In the mood for Galle Fort
About a year ago I travelled to Sri Lanka to frolic around Galle Fort for a couple of days, lured by sunny, picture-perfect postcard images of the town in all its newly polished-UNESCO heritage glory. Of course I had arrived smack-bang in the south-western monsoon, but that minor consideration wasn’t going to deter me. No way! I had BIG PLANS – itineraries to follow, sunsets to capture and cuisine to devour with cocktail in hand. What could possibly go wrong??
Well, unsurprisingly it rained and rained and rained and rained with gruelling monotony.
I don’t know why I thought it would be different for me. Perhaps it was the natural optimism of being a traveller or perhaps when you’ve thrown caution to the wind to do your own thing like I have, failure does not seem like an option. Whatever the explanation, it felt truly galling (pardon the pun) visiting the fort during the monsoon, even as I tried to make the best of it.
Sadly, I pretty much shelved my photos and story ideas about Galle Fort when I came home. My crushing disappointment of the sunless skies were mixed with a lingering doubt that anyone would be interested in a sombre destination. I mean, where was the romance in that? I somehow reasoned it all away and consigned that travel misstep to the recesses of my mind: never to be disturbed.

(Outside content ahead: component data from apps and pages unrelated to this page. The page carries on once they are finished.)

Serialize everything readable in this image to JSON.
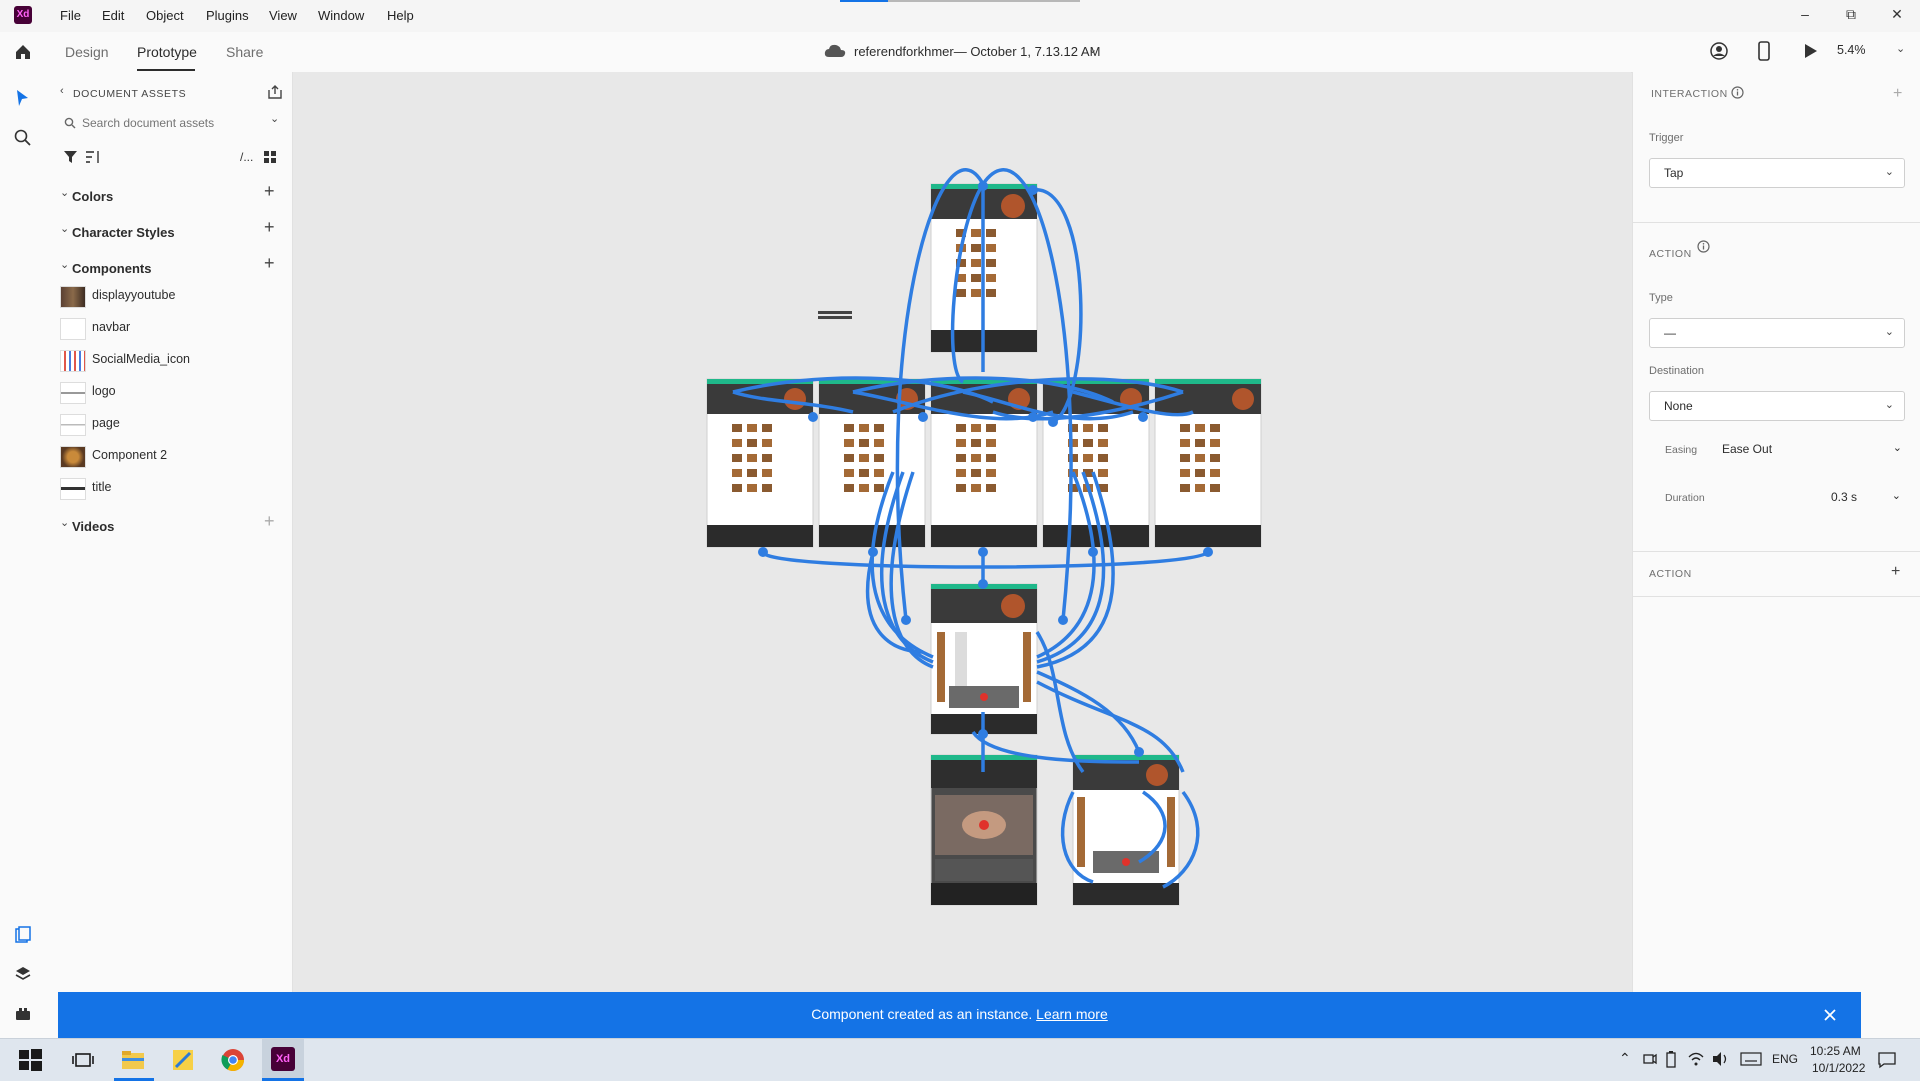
{
  "app": {
    "logo_text": "Xd",
    "menu": [
      "File",
      "Edit",
      "Object",
      "Plugins",
      "View",
      "Window",
      "Help"
    ]
  },
  "toolbar": {
    "tabs": [
      "Design",
      "Prototype",
      "Share"
    ],
    "active_tab": "Prototype",
    "document_title": "referendforkhmer— October 1, 7.13.12 AM",
    "zoom": "5.4%"
  },
  "assets": {
    "header": "DOCUMENT ASSETS",
    "search_placeholder": "Search document assets",
    "path_label": "/...",
    "sections": {
      "colors": "Colors",
      "character_styles": "Character Styles",
      "components": "Components",
      "videos": "Videos"
    },
    "components": [
      "displayyoutube",
      "navbar",
      "SocialMedia_icon",
      "logo",
      "page",
      "Component 2",
      "title"
    ]
  },
  "inspector": {
    "interaction_header": "INTERACTION",
    "trigger_label": "Trigger",
    "trigger_value": "Tap",
    "action_header": "ACTION",
    "type_label": "Type",
    "type_value": "—",
    "destination_label": "Destination",
    "destination_value": "None",
    "easing_label": "Easing",
    "easing_value": "Ease Out",
    "duration_label": "Duration",
    "duration_value": "0.3 s",
    "action2_header": "ACTION"
  },
  "toast": {
    "message": "Component created as an instance.",
    "link": "Learn more"
  },
  "taskbar": {
    "language": "ENG",
    "time": "10:25 AM",
    "date": "10/1/2022",
    "xd_label": "Xd"
  },
  "colors": {
    "accent": "#1473e6",
    "wire": "#2f7de1",
    "artboard_header": "#1fb88a",
    "xd_brand": "#470137"
  }
}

But things have a way of coming full circle. When some family friends recently visited Galle Fort in the monsoon and had a ball, I tentatively returned those archived memories. One by one I savoured each image with fresh eyes. It was a revelation in many ways.
The absence of maddening crowds had allowed me the time and space to absorb the remains of a way of life in the fort, fast diminishing due to its world heritage status. Its rhythms perfectly in tune with the season. I realised that the pervasive gloom which had previously irritated me gave the fort a mood and a contemplative serenity, highlighting the austerity and grace of its architecture. And the unrelenting rain had given me cause to loiter in museums and galleries and marvel at the remnants of the past in ways I had previously overlooked.
Also, in my self-inflicted melancholy, I had forgotten the intermittent bright moments of sunshine polka dotting the landscape with bursts of energy each day. It was an unexpected joy.
I can’t honestly remember now what tips I had for spending 48 hours in Galle Fort. Those ideas are distant, irrelevant details.
What strikes me as I share these photos of the monsoonal Galle Fort is how beautiful and satisfying to the soul the fort is in any weather. It’s a microcosm you can cocoon yourself in and explore for a few days with great places to stay and eat. The lingering layers of colonial and maritime history will infect your psyche, even if all you do is loiter aimlessly around the old streets. All the while you will find yourself mingling with a small town of multicultural peoples who call this extraordinary place home. And if you’re still left with twiddling your thumbs, Galle Fort has one of the best shopping experiences in Sri Lanka outside of Colombo.
Would I be in the mood for Galle Fort in another monsoon? Absolutely, yes! But this time I’ll leave my sunglasses at home. You miss a lot with your shades on. ۞
Places to eat
I pretty much agree with everything in this blog piece although I would add:
the Sri Lankan curry dinner at Church St Social
either high tea on the front verandah or cocktails overlooking the Galle Fort rooftops at Amangalla